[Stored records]
* * *

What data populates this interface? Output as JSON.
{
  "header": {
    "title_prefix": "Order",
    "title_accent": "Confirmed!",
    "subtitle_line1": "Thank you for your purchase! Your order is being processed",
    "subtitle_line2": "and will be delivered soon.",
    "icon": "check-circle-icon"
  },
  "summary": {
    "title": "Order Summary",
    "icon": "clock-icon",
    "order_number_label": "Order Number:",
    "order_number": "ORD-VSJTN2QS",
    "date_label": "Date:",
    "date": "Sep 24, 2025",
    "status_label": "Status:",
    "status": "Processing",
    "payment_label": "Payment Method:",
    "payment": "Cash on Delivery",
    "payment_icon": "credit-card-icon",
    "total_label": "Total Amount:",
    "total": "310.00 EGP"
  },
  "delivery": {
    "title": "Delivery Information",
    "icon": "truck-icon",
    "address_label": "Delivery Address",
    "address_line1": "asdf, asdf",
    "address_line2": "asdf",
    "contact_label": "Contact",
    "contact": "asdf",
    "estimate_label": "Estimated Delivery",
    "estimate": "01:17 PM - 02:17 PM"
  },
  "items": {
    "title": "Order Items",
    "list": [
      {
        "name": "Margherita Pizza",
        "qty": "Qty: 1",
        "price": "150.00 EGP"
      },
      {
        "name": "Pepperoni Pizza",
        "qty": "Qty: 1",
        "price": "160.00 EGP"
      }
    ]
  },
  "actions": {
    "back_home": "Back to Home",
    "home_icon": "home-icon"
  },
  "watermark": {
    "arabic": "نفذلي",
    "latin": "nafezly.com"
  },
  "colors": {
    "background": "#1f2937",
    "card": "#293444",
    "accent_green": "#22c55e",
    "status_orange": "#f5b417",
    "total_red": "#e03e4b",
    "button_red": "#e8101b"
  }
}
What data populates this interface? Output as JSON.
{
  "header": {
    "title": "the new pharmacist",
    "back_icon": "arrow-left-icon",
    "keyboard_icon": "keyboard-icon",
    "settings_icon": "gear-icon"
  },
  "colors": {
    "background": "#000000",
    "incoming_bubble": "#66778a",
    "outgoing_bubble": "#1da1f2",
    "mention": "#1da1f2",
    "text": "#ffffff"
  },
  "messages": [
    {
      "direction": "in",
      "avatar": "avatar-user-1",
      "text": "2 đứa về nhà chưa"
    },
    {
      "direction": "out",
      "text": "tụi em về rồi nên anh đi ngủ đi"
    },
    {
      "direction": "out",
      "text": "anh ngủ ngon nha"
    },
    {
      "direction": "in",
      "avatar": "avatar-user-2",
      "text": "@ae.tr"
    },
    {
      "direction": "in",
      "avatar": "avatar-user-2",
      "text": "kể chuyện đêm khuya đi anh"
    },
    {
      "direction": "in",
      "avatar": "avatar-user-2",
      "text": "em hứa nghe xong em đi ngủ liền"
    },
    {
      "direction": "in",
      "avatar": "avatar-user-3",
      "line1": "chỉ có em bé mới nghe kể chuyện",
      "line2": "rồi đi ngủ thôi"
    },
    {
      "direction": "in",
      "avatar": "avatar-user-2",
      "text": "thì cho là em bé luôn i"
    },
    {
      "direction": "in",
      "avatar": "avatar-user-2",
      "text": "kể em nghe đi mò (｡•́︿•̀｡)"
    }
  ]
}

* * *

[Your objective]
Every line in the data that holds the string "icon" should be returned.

[Answer to this problem]
    "icon": "check-circle-icon"
    "icon": "clock-icon",
    "payment_icon": "credit-card-icon",
    "icon": "truck-icon",
    "home_icon": "home-icon"
    "back_icon": "arrow-left-icon",
    "keyboard_icon": "keyboard-icon",
    "settings_icon": "gear-icon"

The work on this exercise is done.